■ **What the exercise asks**:
Set down the data below exactly; pictures stay out.

== Segment start ==

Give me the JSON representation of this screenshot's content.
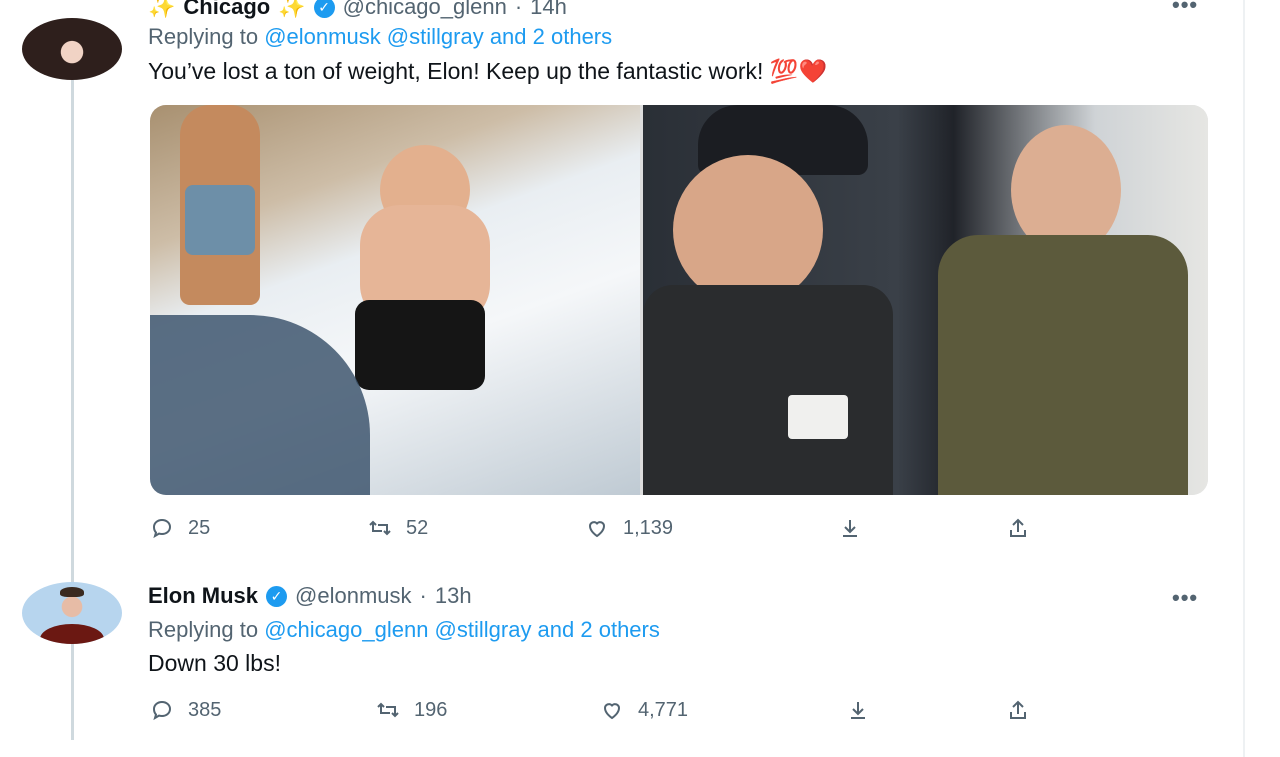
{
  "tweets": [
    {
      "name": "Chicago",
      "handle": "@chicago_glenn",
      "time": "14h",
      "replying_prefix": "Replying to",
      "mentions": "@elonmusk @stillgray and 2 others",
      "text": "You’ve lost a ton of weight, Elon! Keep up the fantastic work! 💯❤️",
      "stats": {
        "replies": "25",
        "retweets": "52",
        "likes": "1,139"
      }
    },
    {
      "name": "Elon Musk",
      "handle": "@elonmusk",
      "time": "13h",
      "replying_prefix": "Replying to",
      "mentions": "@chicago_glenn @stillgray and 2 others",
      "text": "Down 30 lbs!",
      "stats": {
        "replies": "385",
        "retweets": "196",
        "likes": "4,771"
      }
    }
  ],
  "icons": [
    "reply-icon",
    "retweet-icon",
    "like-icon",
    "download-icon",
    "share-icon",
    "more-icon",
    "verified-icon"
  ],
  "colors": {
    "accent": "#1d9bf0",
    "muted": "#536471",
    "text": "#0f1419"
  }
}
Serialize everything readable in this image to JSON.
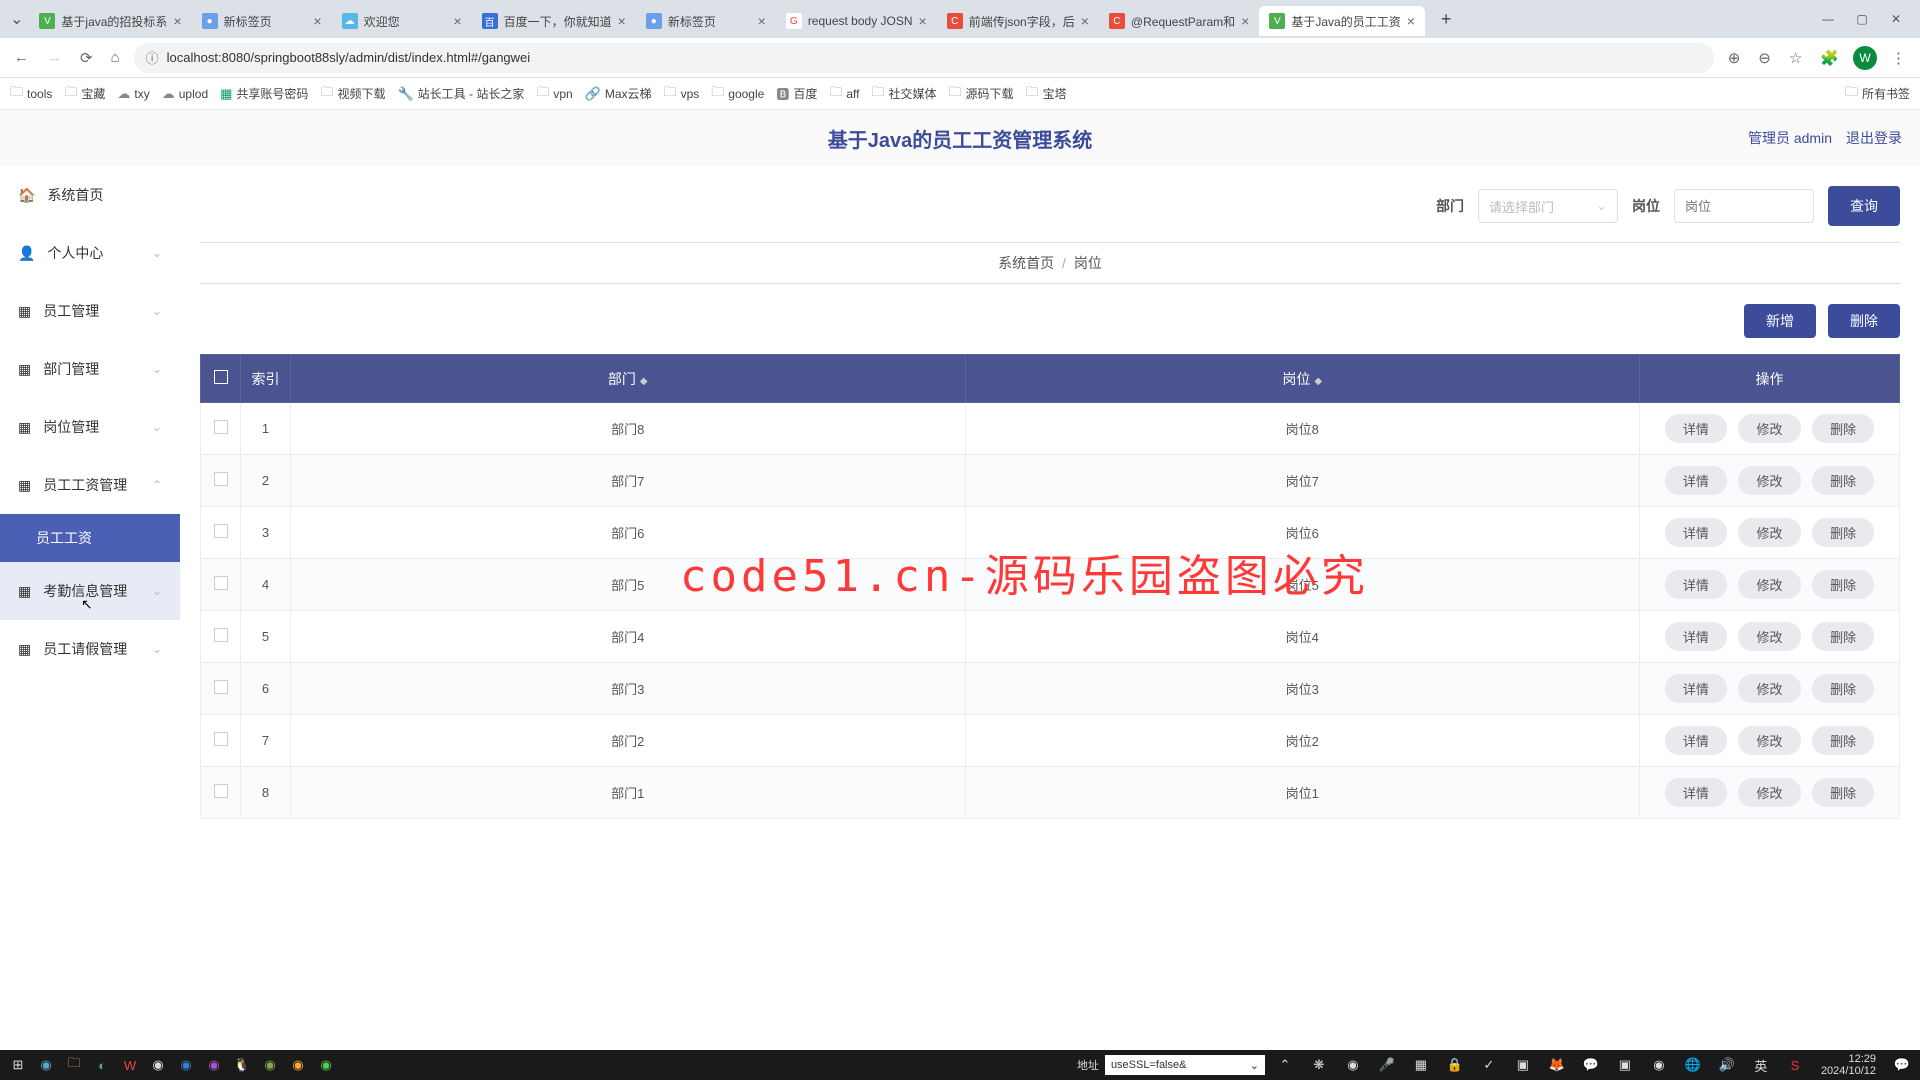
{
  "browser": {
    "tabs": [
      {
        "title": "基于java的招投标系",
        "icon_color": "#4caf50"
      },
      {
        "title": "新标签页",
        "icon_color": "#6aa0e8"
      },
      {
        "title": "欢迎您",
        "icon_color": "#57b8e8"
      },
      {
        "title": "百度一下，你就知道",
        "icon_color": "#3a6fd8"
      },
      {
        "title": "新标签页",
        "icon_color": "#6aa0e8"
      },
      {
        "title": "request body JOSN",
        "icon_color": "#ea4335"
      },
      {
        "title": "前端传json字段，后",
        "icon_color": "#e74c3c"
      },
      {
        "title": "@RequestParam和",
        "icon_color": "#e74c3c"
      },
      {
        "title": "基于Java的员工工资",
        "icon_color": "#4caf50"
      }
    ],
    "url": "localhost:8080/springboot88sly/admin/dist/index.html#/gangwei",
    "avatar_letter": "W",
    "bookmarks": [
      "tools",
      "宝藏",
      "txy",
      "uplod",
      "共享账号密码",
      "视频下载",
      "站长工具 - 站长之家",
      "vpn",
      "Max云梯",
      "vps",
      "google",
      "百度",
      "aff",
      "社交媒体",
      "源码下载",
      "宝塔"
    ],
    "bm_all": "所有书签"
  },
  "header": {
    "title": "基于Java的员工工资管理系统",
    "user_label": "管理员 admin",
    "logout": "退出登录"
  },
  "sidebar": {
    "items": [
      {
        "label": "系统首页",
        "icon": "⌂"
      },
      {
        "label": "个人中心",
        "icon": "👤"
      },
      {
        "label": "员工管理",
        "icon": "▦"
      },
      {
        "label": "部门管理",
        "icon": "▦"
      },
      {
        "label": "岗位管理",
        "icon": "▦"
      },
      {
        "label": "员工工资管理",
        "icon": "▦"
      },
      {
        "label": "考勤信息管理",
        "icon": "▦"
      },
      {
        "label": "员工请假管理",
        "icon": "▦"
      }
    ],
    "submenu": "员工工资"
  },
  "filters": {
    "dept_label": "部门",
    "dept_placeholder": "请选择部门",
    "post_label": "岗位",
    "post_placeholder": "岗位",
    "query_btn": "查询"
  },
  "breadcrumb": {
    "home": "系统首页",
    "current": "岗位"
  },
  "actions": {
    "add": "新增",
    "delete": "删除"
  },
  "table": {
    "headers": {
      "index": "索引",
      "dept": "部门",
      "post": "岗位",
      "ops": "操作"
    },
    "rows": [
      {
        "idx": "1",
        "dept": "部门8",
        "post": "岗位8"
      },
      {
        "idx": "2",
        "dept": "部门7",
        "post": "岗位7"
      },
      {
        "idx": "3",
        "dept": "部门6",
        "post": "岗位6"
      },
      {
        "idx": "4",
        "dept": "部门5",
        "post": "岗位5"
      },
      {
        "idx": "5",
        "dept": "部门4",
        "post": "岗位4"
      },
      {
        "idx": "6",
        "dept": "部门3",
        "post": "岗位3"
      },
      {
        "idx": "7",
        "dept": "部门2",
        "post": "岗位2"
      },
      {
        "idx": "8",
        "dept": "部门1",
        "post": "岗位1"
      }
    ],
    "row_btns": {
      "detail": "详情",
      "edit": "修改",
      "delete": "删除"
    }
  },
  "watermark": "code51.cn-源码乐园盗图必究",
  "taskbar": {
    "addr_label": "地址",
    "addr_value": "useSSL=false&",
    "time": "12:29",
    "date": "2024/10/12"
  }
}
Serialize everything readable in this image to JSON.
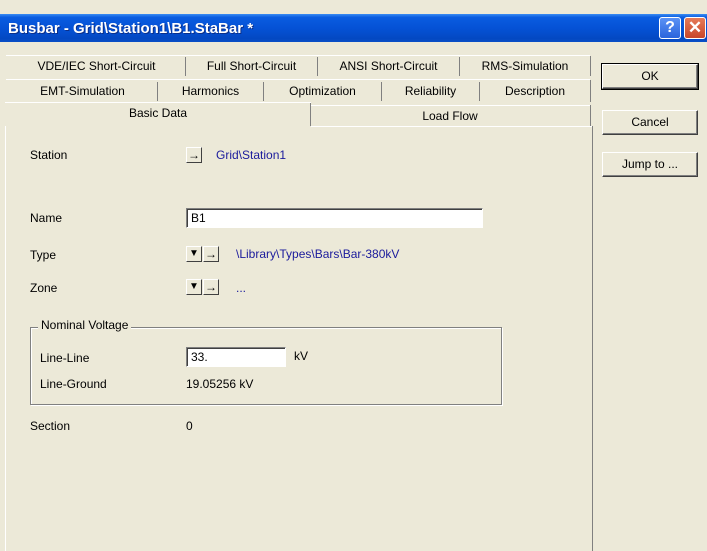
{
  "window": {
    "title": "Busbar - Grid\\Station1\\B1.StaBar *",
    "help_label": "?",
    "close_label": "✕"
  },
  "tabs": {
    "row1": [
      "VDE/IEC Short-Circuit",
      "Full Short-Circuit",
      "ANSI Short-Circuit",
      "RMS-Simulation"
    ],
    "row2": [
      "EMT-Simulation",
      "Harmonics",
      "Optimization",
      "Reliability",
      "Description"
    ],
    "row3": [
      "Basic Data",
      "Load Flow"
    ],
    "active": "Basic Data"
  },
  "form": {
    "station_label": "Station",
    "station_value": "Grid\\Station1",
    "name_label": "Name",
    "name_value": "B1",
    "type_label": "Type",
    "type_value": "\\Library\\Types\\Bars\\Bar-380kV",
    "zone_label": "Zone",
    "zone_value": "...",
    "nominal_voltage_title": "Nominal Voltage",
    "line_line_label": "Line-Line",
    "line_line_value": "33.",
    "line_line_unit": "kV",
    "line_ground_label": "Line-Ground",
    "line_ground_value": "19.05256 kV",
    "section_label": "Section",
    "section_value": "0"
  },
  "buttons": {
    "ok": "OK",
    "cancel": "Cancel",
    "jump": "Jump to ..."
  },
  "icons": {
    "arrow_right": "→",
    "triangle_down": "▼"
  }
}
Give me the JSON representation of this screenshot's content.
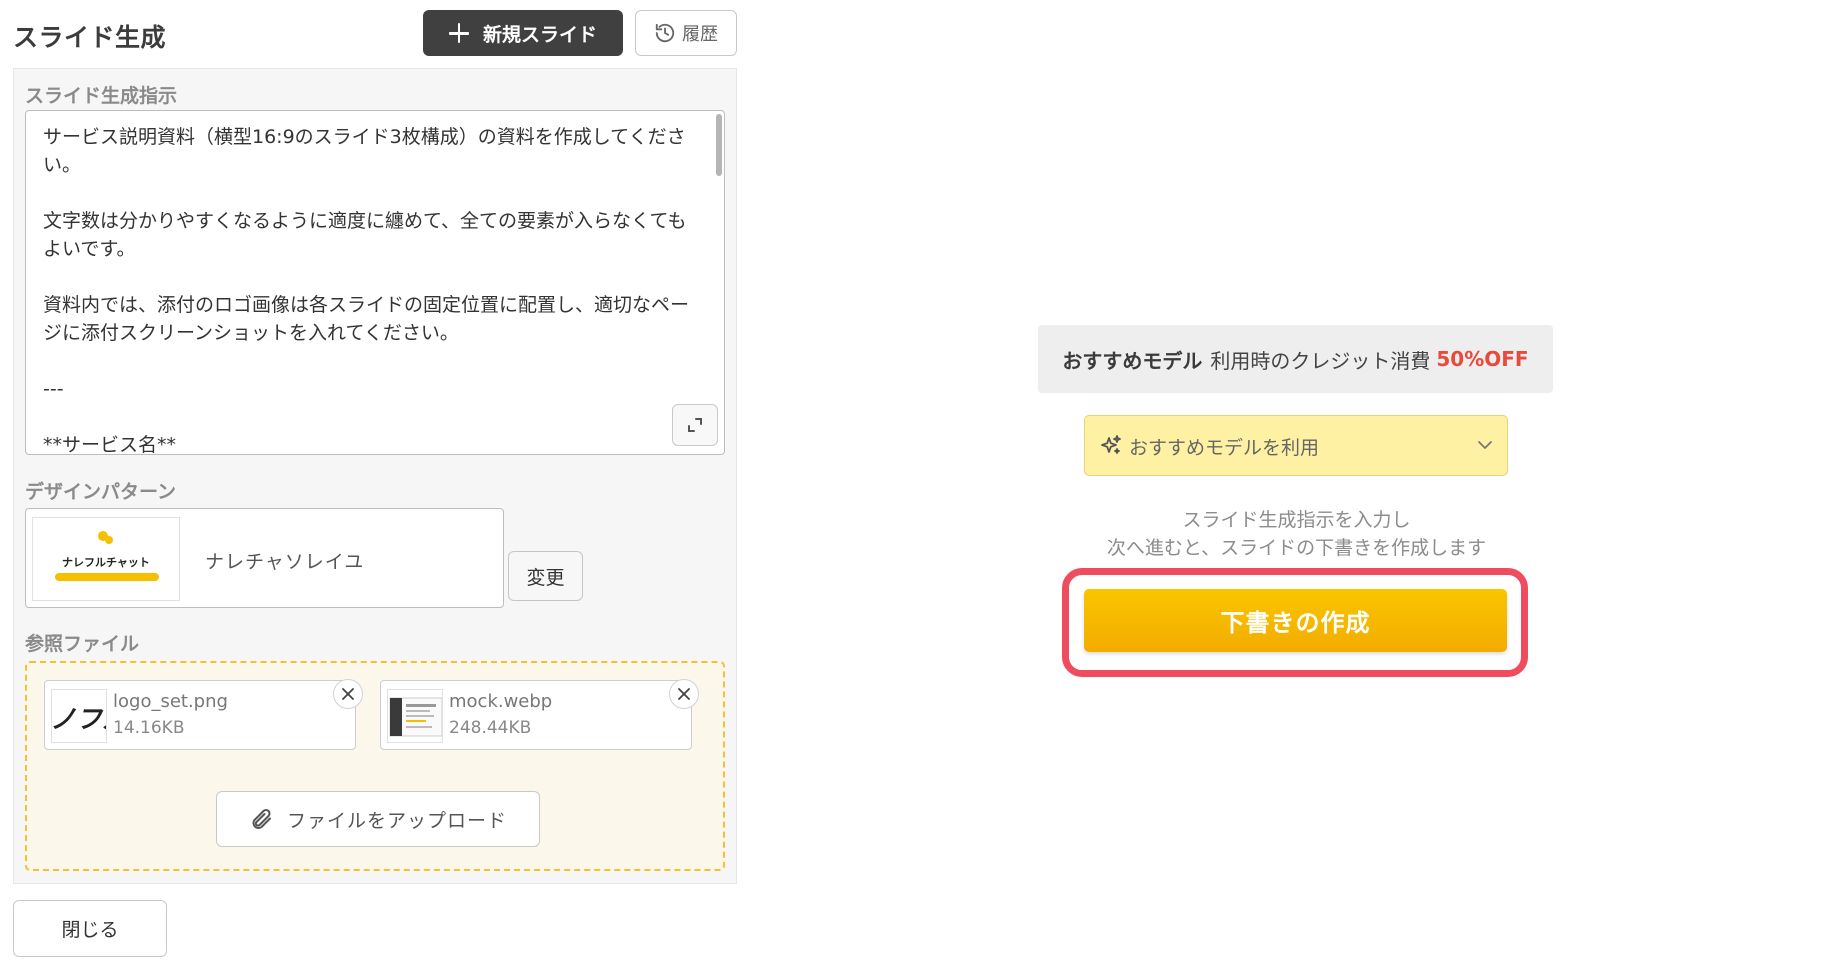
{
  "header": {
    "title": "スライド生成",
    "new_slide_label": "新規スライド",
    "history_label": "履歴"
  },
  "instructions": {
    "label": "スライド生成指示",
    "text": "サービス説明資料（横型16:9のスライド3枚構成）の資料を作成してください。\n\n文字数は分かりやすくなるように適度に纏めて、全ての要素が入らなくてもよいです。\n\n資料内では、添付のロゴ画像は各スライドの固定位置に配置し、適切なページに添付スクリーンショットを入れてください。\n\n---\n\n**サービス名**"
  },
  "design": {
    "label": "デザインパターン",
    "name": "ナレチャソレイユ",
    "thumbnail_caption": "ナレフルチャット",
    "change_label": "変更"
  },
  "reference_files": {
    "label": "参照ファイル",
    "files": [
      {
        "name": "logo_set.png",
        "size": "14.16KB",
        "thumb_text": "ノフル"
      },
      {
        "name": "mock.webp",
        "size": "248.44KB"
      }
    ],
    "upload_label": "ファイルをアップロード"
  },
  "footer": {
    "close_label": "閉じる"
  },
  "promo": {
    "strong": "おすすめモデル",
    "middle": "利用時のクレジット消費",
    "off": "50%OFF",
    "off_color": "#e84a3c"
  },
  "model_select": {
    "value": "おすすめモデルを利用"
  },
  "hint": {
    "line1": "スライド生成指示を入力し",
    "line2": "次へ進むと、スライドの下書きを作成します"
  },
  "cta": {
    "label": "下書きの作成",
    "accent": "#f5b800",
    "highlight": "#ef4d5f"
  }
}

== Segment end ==

■ **Solved exercise**:
Give me the JSON representation of this screenshot's content.
{
  "tweets": [
    {
      "name": "Chicago",
      "handle": "@chicago_glenn",
      "time": "14h",
      "replying_prefix": "Replying to",
      "mentions": "@elonmusk @stillgray and 2 others",
      "text": "You’ve lost a ton of weight, Elon! Keep up the fantastic work! 💯❤️",
      "stats": {
        "replies": "25",
        "retweets": "52",
        "likes": "1,139"
      }
    },
    {
      "name": "Elon Musk",
      "handle": "@elonmusk",
      "time": "13h",
      "replying_prefix": "Replying to",
      "mentions": "@chicago_glenn @stillgray and 2 others",
      "text": "Down 30 lbs!",
      "stats": {
        "replies": "385",
        "retweets": "196",
        "likes": "4,771"
      }
    }
  ],
  "icons": [
    "reply-icon",
    "retweet-icon",
    "like-icon",
    "download-icon",
    "share-icon",
    "more-icon",
    "verified-icon"
  ],
  "colors": {
    "accent": "#1d9bf0",
    "muted": "#536471",
    "text": "#0f1419"
  }
}
Serialize everything readable in this image to JSON.
{
  "browser": {
    "tabs": [
      {
        "title": "基于java的招投标系",
        "icon_color": "#4caf50"
      },
      {
        "title": "新标签页",
        "icon_color": "#6aa0e8"
      },
      {
        "title": "欢迎您",
        "icon_color": "#57b8e8"
      },
      {
        "title": "百度一下，你就知道",
        "icon_color": "#3a6fd8"
      },
      {
        "title": "新标签页",
        "icon_color": "#6aa0e8"
      },
      {
        "title": "request body JOSN",
        "icon_color": "#ea4335"
      },
      {
        "title": "前端传json字段，后",
        "icon_color": "#e74c3c"
      },
      {
        "title": "@RequestParam和",
        "icon_color": "#e74c3c"
      },
      {
        "title": "基于Java的员工工资",
        "icon_color": "#4caf50"
      }
    ],
    "url": "localhost:8080/springboot88sly/admin/dist/index.html#/gangwei",
    "avatar_letter": "W",
    "bookmarks": [
      "tools",
      "宝藏",
      "txy",
      "uplod",
      "共享账号密码",
      "视频下载",
      "站长工具 - 站长之家",
      "vpn",
      "Max云梯",
      "vps",
      "google",
      "百度",
      "aff",
      "社交媒体",
      "源码下载",
      "宝塔"
    ],
    "bm_all": "所有书签"
  },
  "header": {
    "title": "基于Java的员工工资管理系统",
    "user_label": "管理员 admin",
    "logout": "退出登录"
  },
  "sidebar": {
    "items": [
      {
        "label": "系统首页",
        "icon": "⌂"
      },
      {
        "label": "个人中心",
        "icon": "👤"
      },
      {
        "label": "员工管理",
        "icon": "▦"
      },
      {
        "label": "部门管理",
        "icon": "▦"
      },
      {
        "label": "岗位管理",
        "icon": "▦"
      },
      {
        "label": "员工工资管理",
        "icon": "▦"
      },
      {
        "label": "考勤信息管理",
        "icon": "▦"
      },
      {
        "label": "员工请假管理",
        "icon": "▦"
      }
    ],
    "submenu": "员工工资"
  },
  "filters": {
    "dept_label": "部门",
    "dept_placeholder": "请选择部门",
    "post_label": "岗位",
    "post_placeholder": "岗位",
    "query_btn": "查询"
  },
  "breadcrumb": {
    "home": "系统首页",
    "current": "岗位"
  },
  "actions": {
    "add": "新增",
    "delete": "删除"
  },
  "table": {
    "headers": {
      "index": "索引",
      "dept": "部门",
      "post": "岗位",
      "ops": "操作"
    },
    "rows": [
      {
        "idx": "1",
        "dept": "部门8",
        "post": "岗位8"
      },
      {
        "idx": "2",
        "dept": "部门7",
        "post": "岗位7"
      },
      {
        "idx": "3",
        "dept": "部门6",
        "post": "岗位6"
      },
      {
        "idx": "4",
        "dept": "部门5",
        "post": "岗位5"
      },
      {
        "idx": "5",
        "dept": "部门4",
        "post": "岗位4"
      },
      {
        "idx": "6",
        "dept": "部门3",
        "post": "岗位3"
      },
      {
        "idx": "7",
        "dept": "部门2",
        "post": "岗位2"
      },
      {
        "idx": "8",
        "dept": "部门1",
        "post": "岗位1"
      }
    ],
    "row_btns": {
      "detail": "详情",
      "edit": "修改",
      "delete": "删除"
    }
  },
  "watermark": "code51.cn-源码乐园盗图必究",
  "taskbar": {
    "addr_label": "地址",
    "addr_value": "useSSL=false&",
    "time": "12:29",
    "date": "2024/10/12"
  }
}
Serialize everything readable in this image to JSON.
{
  "window": {
    "title": "Busbar - Grid\\Station1\\B1.StaBar *",
    "help_label": "?",
    "close_label": "✕"
  },
  "tabs": {
    "row1": [
      "VDE/IEC Short-Circuit",
      "Full Short-Circuit",
      "ANSI Short-Circuit",
      "RMS-Simulation"
    ],
    "row2": [
      "EMT-Simulation",
      "Harmonics",
      "Optimization",
      "Reliability",
      "Description"
    ],
    "row3": [
      "Basic Data",
      "Load Flow"
    ],
    "active": "Basic Data"
  },
  "form": {
    "station_label": "Station",
    "station_value": "Grid\\Station1",
    "name_label": "Name",
    "name_value": "B1",
    "type_label": "Type",
    "type_value": "\\Library\\Types\\Bars\\Bar-380kV",
    "zone_label": "Zone",
    "zone_value": "...",
    "nominal_voltage_title": "Nominal Voltage",
    "line_line_label": "Line-Line",
    "line_line_value": "33.",
    "line_line_unit": "kV",
    "line_ground_label": "Line-Ground",
    "line_ground_value": "19.05256 kV",
    "section_label": "Section",
    "section_value": "0"
  },
  "buttons": {
    "ok": "OK",
    "cancel": "Cancel",
    "jump": "Jump to ..."
  },
  "icons": {
    "arrow_right": "→",
    "triangle_down": "▼"
  }
}
Give me the JSON representation of this screenshot's content.
{
  "header": {
    "title": "スライド生成",
    "new_slide_label": "新規スライド",
    "history_label": "履歴"
  },
  "instructions": {
    "label": "スライド生成指示",
    "text": "サービス説明資料（横型16:9のスライド3枚構成）の資料を作成してください。\n\n文字数は分かりやすくなるように適度に纏めて、全ての要素が入らなくてもよいです。\n\n資料内では、添付のロゴ画像は各スライドの固定位置に配置し、適切なページに添付スクリーンショットを入れてください。\n\n---\n\n**サービス名**"
  },
  "design": {
    "label": "デザインパターン",
    "name": "ナレチャソレイユ",
    "thumbnail_caption": "ナレフルチャット",
    "change_label": "変更"
  },
  "reference_files": {
    "label": "参照ファイル",
    "files": [
      {
        "name": "logo_set.png",
        "size": "14.16KB",
        "thumb_text": "ノフル"
      },
      {
        "name": "mock.webp",
        "size": "248.44KB"
      }
    ],
    "upload_label": "ファイルをアップロード"
  },
  "footer": {
    "close_label": "閉じる"
  },
  "promo": {
    "strong": "おすすめモデル",
    "middle": "利用時のクレジット消費",
    "off": "50%OFF",
    "off_color": "#e84a3c"
  },
  "model_select": {
    "value": "おすすめモデルを利用"
  },
  "hint": {
    "line1": "スライド生成指示を入力し",
    "line2": "次へ進むと、スライドの下書きを作成します"
  },
  "cta": {
    "label": "下書きの作成",
    "accent": "#f5b800",
    "highlight": "#ef4d5f"
  }
}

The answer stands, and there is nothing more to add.